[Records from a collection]
- Opening Delimiter -
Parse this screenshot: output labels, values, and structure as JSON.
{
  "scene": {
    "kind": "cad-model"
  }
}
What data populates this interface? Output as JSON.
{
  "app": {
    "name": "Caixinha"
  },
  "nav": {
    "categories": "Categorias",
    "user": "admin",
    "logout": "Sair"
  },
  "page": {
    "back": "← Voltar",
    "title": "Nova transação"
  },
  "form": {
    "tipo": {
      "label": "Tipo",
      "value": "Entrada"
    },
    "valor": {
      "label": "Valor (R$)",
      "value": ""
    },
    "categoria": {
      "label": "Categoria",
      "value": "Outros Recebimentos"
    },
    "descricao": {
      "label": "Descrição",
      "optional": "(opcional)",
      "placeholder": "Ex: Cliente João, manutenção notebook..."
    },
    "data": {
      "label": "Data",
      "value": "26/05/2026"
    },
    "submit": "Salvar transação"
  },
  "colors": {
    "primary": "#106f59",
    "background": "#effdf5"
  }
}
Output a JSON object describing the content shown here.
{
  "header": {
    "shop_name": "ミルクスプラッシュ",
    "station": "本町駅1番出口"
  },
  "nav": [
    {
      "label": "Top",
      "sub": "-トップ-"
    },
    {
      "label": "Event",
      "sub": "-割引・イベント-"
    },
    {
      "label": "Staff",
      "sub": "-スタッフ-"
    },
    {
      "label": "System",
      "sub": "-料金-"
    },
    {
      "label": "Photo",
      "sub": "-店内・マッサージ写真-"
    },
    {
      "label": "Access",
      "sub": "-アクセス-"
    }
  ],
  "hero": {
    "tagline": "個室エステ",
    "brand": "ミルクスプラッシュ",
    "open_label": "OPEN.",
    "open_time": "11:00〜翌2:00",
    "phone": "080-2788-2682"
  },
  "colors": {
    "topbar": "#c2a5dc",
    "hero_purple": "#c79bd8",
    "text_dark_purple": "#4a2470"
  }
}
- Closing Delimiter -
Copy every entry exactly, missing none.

Parse this screenshot: output labels, values, and structure as JSON.
{
  "scene": {
    "kind": "cad-model"
  }
}
What data populates this interface? Output as JSON.
{
  "app": {
    "name": "Caixinha"
  },
  "nav": {
    "categories": "Categorias",
    "user": "admin",
    "logout": "Sair"
  },
  "page": {
    "back": "← Voltar",
    "title": "Nova transação"
  },
  "form": {
    "tipo": {
      "label": "Tipo",
      "value": "Entrada"
    },
    "valor": {
      "label": "Valor (R$)",
      "value": ""
    },
    "categoria": {
      "label": "Categoria",
      "value": "Outros Recebimentos"
    },
    "descricao": {
      "label": "Descrição",
      "optional": "(opcional)",
      "placeholder": "Ex: Cliente João, manutenção notebook..."
    },
    "data": {
      "label": "Data",
      "value": "26/05/2026"
    },
    "submit": "Salvar transação"
  },
  "colors": {
    "primary": "#106f59",
    "background": "#effdf5"
  }
}
Output a JSON object describing the content shown here.
{
  "header": {
    "shop_name": "ミルクスプラッシュ",
    "station": "本町駅1番出口"
  },
  "nav": [
    {
      "label": "Top",
      "sub": "-トップ-"
    },
    {
      "label": "Event",
      "sub": "-割引・イベント-"
    },
    {
      "label": "Staff",
      "sub": "-スタッフ-"
    },
    {
      "label": "System",
      "sub": "-料金-"
    },
    {
      "label": "Photo",
      "sub": "-店内・マッサージ写真-"
    },
    {
      "label": "Access",
      "sub": "-アクセス-"
    }
  ],
  "hero": {
    "tagline": "個室エステ",
    "brand": "ミルクスプラッシュ",
    "open_label": "OPEN.",
    "open_time": "11:00〜翌2:00",
    "phone": "080-2788-2682"
  },
  "colors": {
    "topbar": "#c2a5dc",
    "hero_purple": "#c79bd8",
    "text_dark_purple": "#4a2470"
  }
}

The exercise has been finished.